Title Forbidding Wrong in Islam: An Introduction
Book Condition New
Publisher Cambridge, UK Cambridge University Press 2003
0521536022 / 9780521536028
Seller ID 024520

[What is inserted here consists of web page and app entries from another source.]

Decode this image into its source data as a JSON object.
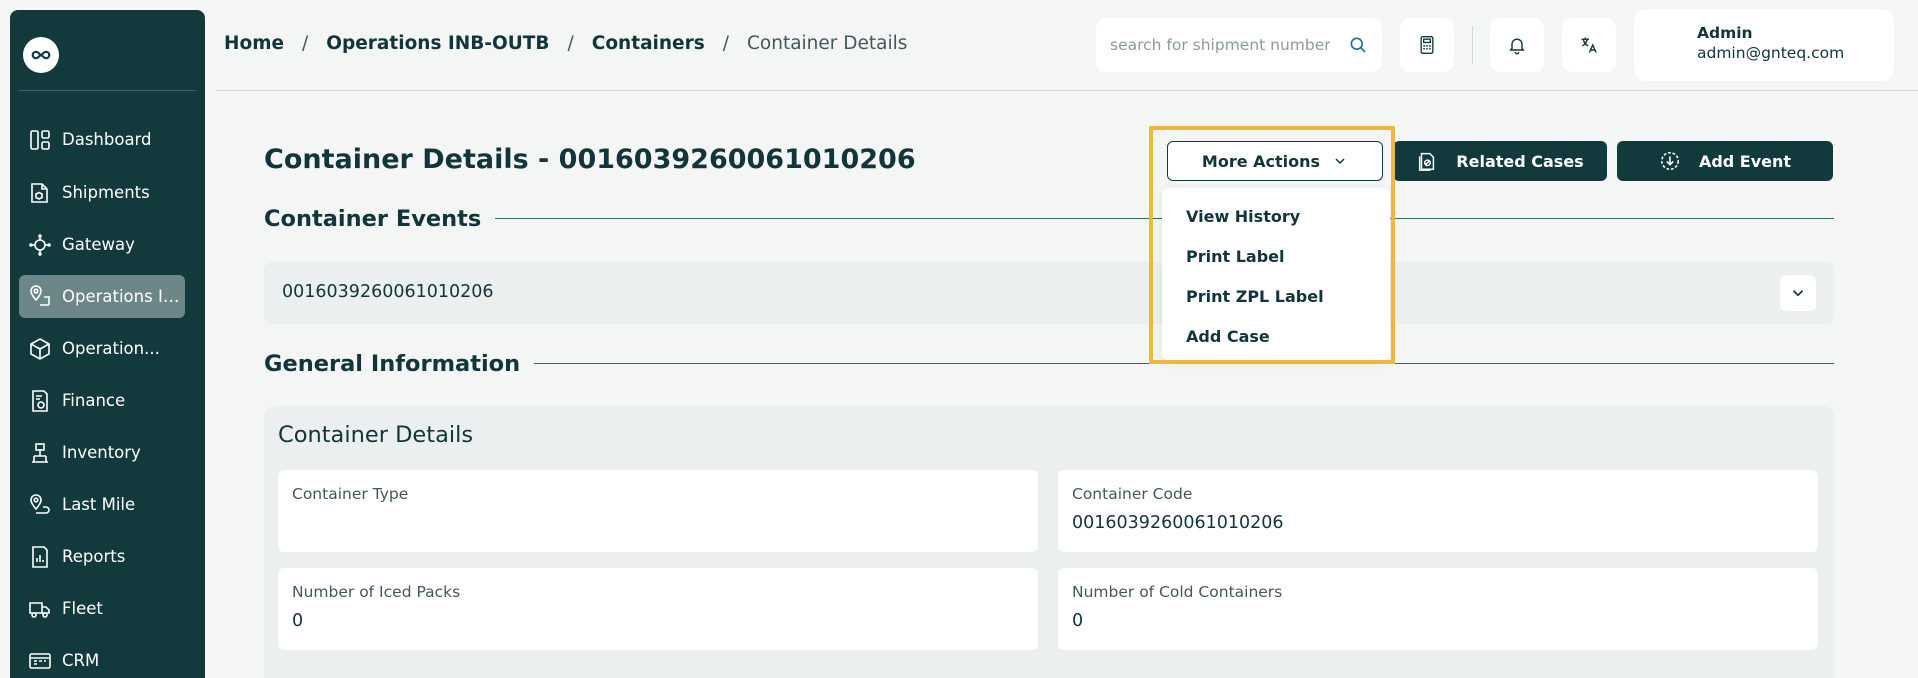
{
  "sidebar": {
    "items": [
      {
        "label": "Dashboard",
        "icon": "dashboard-icon"
      },
      {
        "label": "Shipments",
        "icon": "shipments-icon"
      },
      {
        "label": "Gateway",
        "icon": "gateway-icon"
      },
      {
        "label": "Operations IN...",
        "icon": "operations-location-icon",
        "active": true
      },
      {
        "label": "Operation...",
        "icon": "operations-box-icon"
      },
      {
        "label": "Finance",
        "icon": "finance-icon"
      },
      {
        "label": "Inventory",
        "icon": "inventory-icon"
      },
      {
        "label": "Last Mile",
        "icon": "last-mile-icon"
      },
      {
        "label": "Reports",
        "icon": "reports-icon"
      },
      {
        "label": "Fleet",
        "icon": "fleet-icon"
      },
      {
        "label": "CRM",
        "icon": "crm-icon"
      }
    ]
  },
  "header": {
    "breadcrumb": [
      "Home",
      "Operations INB-OUTB",
      "Containers",
      "Container Details"
    ],
    "separator": "/",
    "search_placeholder": "search for shipment number",
    "user": {
      "name": "Admin",
      "email": "admin@gnteq.com"
    }
  },
  "page": {
    "title": "Container Details - 0016039260061010206",
    "more_actions_label": "More Actions",
    "related_cases_label": "Related Cases",
    "add_event_label": "Add Event",
    "dropdown_items": [
      "View History",
      "Print Label",
      "Print ZPL Label",
      "Add Case"
    ]
  },
  "events": {
    "section_title": "Container Events",
    "item_value": "0016039260061010206"
  },
  "general": {
    "section_title": "General Information",
    "panel_title": "Container Details",
    "fields": [
      {
        "label": "Container Type",
        "value": ""
      },
      {
        "label": "Container Code",
        "value": "0016039260061010206"
      },
      {
        "label": "Number of Iced Packs",
        "value": "0"
      },
      {
        "label": "Number of Cold Containers",
        "value": "0"
      }
    ]
  },
  "colors": {
    "sidebar_bg": "#123a3d",
    "accent_dark": "#123a3d",
    "highlight": "#efb640",
    "page_bg": "#f4f6f6"
  }
}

Michael Cook’s magisterial study in Islamic ethics, Commanding Right and Forbidding Wrong in Islamic Thought, was published to much acclaim in 2001. It was described by one reviewer as a masterpiece. In that book, the author reflected on the Islamic injunction, incumbent on every Muslim, to forbid wrongdoing. The present book is a short, accessible survey of the same material. Using anecdotes and stories from Islamic sources to illustrate the argument, Cook unravels the complexities of the subject. Moving backwards and forwards through time, he demonstrates how the past informs the present. By the end, the reader will be familiar with a colourful array of characters from Islamic history ranging from the celebrated thinker Ghazzali, to the caliph Harun al-Rashid, to the Ayatollah Khumayni. The book educates and entertains - at its heart, however, is an important message about the Islamic tradition, its values, and the relevance of those values today. Contents 1. Introduction; 2. The elements of the duty of forbidding wrong; 3. How is wrong to be forbidden?; 4. When is one unable to forbid wrong?; 5. What about privacy? 6. The state as an agent of forbidding wrong; 7. The state as an agent of forbidding wrong; 8. Is anyone against forbidding wrong? 9. What was forbidding wrong like in practice? 10. What has changed for the Sunnis in modern times? 11. What has changed for the Imamis in modern times? 12. Do non-Islamic cultures have similar values? 13. Do we have a similar value? Printed Pages: 200 with 1 map.